WASHINGTON -- In documents supporting their call for hefty reductions in carbon emissions from Tennessee power plants, federal officials suggest how the state can make the biggest strides -- investing more in nuclear power and renewable energy such as wind and solar.
Those just happen to be two items already on the agenda of the Tennessee Valley Authority, although environmentalists say its commitment to renewables needs to be much bigger.
The Environmental Protection Agency stresses the strategy outlined for Tennessee is only a suggestion and the state remains free to devise its own plan for meeting the new standards.
"It is imperative for Tennessee that any plan that may be required balance carbon reductions with providing competitive energy prices and ensuring the reliability of our electric system," said Kelly Brockman, spokesman for the Tennessee Department of Environment and Conservation.
Meanwhile, Tennessee Republicans in Congress continue to say the rules, announced last week, should be blocked before they prove disastrous to electricity rates and jobs.

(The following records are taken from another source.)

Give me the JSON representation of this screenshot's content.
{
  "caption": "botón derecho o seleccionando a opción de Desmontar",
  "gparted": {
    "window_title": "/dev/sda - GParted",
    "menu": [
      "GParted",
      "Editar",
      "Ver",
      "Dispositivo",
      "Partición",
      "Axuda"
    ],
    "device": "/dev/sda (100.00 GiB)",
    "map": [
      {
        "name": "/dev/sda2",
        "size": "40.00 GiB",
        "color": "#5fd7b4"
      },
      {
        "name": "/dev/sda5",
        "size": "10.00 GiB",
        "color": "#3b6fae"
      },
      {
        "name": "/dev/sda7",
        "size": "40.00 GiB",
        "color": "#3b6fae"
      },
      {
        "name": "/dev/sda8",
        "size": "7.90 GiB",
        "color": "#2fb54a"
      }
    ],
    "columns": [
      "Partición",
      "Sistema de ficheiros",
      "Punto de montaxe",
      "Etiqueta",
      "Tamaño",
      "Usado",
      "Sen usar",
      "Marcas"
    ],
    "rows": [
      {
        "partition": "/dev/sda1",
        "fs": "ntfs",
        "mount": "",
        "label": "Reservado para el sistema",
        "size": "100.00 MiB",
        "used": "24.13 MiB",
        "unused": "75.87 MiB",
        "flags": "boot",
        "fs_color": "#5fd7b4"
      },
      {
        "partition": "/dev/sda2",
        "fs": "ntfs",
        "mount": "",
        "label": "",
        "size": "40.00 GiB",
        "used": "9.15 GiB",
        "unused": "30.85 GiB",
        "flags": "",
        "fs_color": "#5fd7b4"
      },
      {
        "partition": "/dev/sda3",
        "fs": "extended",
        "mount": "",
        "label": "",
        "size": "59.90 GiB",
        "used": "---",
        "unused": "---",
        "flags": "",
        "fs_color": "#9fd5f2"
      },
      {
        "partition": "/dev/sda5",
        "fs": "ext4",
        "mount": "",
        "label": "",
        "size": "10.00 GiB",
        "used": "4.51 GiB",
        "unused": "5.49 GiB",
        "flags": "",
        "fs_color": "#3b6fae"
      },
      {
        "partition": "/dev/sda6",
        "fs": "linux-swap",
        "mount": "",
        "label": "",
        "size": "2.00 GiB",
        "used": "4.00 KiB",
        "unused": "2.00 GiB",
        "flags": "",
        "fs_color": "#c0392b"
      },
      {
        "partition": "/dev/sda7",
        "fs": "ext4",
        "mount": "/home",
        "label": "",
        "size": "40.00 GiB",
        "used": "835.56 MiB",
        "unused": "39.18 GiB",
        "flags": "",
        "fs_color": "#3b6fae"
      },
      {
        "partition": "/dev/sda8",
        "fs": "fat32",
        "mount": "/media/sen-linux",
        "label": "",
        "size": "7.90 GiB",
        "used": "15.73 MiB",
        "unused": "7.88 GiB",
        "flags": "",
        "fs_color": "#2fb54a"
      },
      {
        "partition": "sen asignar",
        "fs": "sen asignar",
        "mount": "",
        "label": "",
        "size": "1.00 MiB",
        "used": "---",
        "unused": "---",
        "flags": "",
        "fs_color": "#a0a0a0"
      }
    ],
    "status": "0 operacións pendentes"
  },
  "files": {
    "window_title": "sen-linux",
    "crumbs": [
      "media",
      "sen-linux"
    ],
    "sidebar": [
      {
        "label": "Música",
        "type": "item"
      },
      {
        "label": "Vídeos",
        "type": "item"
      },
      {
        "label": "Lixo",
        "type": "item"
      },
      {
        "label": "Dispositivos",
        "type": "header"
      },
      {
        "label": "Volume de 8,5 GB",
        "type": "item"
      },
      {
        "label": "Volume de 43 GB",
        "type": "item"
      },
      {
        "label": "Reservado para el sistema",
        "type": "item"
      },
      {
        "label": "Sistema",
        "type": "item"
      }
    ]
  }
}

"This is just one more example of the federal government expanding the big, wet blanket of burdensome regulations on our economy that put people out of work and make it harder to find a job," said Sen. Lamar Alexander.
"This regulation also bypasses congressional authority -- it's the job of Congress, not unelected bureaucrats, to determine whether and how to regulate carbon dioxide."
Environmentalists call that "a sky-is-falling attitude" that is more about politics than science.
"Senator Alexander knows better, but he is protecting his right flank," said Stephen Smith, executive director of the Southern Alliance for Clean Energy. "The economic sky is not going to fall, particularly in Tennessee."
While the state has the freedom to devise its own methods, the EPA rules -- due to be finalized next year -- are strict about calling for a 39 percent reduction in carbon emissions from Tennessee power plants by 2030.
By then, emissions should be no more than 1,163 pounds of carbon per megawatt hour by 2030 -- down from the 2012 level of 1,903 pounds, the EPA says.
Noah Long of the Natural Resources Defense Council calls it "a pretty significant reduction for Tennessee."
The federal agency, which also issued required reductions specific to other states, estimates Tennessee can get a 20-22 percent reduction just from more emphasis on nuclear and renewables alone. Other, smaller reductions could come from more use of natural gas, energy efficiency measures and improvement in heat rate, the amount of fuel burned to generate one kilowatt of power.
The EPA released its documents as the TVA, the federal power entity serving nearly the whole state, tries to finish a new "integrated resource plan" of its own for meeting power needs over the next 20 years.
Increased use of nuclear power is one area where EPA's thoughts align well with TVA's. Its Watts Bar 2 nuclear plant, costing $4 billion to $4.5 billion, is scheduled to become operational by the end of 2015.
Generating enough power to serve 650,000 homes, Watts Bar 2 will equal or exceed the power of any of TVA's 10 coal plants, which include seven in Tennessee. It's retiring at least two -- Colbert in Alabama and Johnsonville in Humphreys County.
Because of the new nuclear plant -- projected to be the first to come on line nationwide in the 21st century -- and other TVA initiatives, including the expected retirements of even more coal facilities, the state is well on the way to getting where the EPA wants it, Smith said.
"TVA will have no trouble meeting 1,100 (pounds per megawatt hour) by 2020," he added, citing TVA documents.
But one area where TVA will definitely have to improve a lot, Smith and other environmentalists contend, is in non-hydro-powered renewable energy. Currently, such sources provide only 1 percent to 3 percent of its power.
Tennessee is also one of a dozen states that have no voluntary or required renewable portfolio standard, calling for renewables to make up a certain portion of a utility's power portfolio by a set date.
"Something like that would help," said Kyle Aarons of the Center for Climate and Energy Solutions, a think tank.
Smith added ratepayers like their energy coming from clean sources.
"You are going to see more and more demand for renewables," he said. "They (TVA) are doing some but not as much as we would like."
Bill Johnson, TVA's chief executive officer, has pledged to expand renewables.
But one form of renewables, wind power, has never sat well with Alexander, who regards wind turbines as undependable power sources, as well as eyesores and large-scale bird killers.
On the other hand, Alexander contends the country could use 100 new nuclear power plants.
But the state's senior senator, up for re-election in November, vehemently opposes the new carbon rules, regardless of whether they encourage more nuclear power.
He and fellow Tennessee Republican Sen. Bob Corker are co-sponsoring legislation that would stop the new EPA carbon rules in their tracks. The bill originated with Senate Minority Leader Mitch McConnell of Kentucky, who himself is up for re-election in one of the nation's biggest coal-mining states.
"My response to the politicians is this -- that they are staking out an ideologically based position that is not based on facts," Smith said.
Contact Paul C. Barton at firstname.lastname@example.org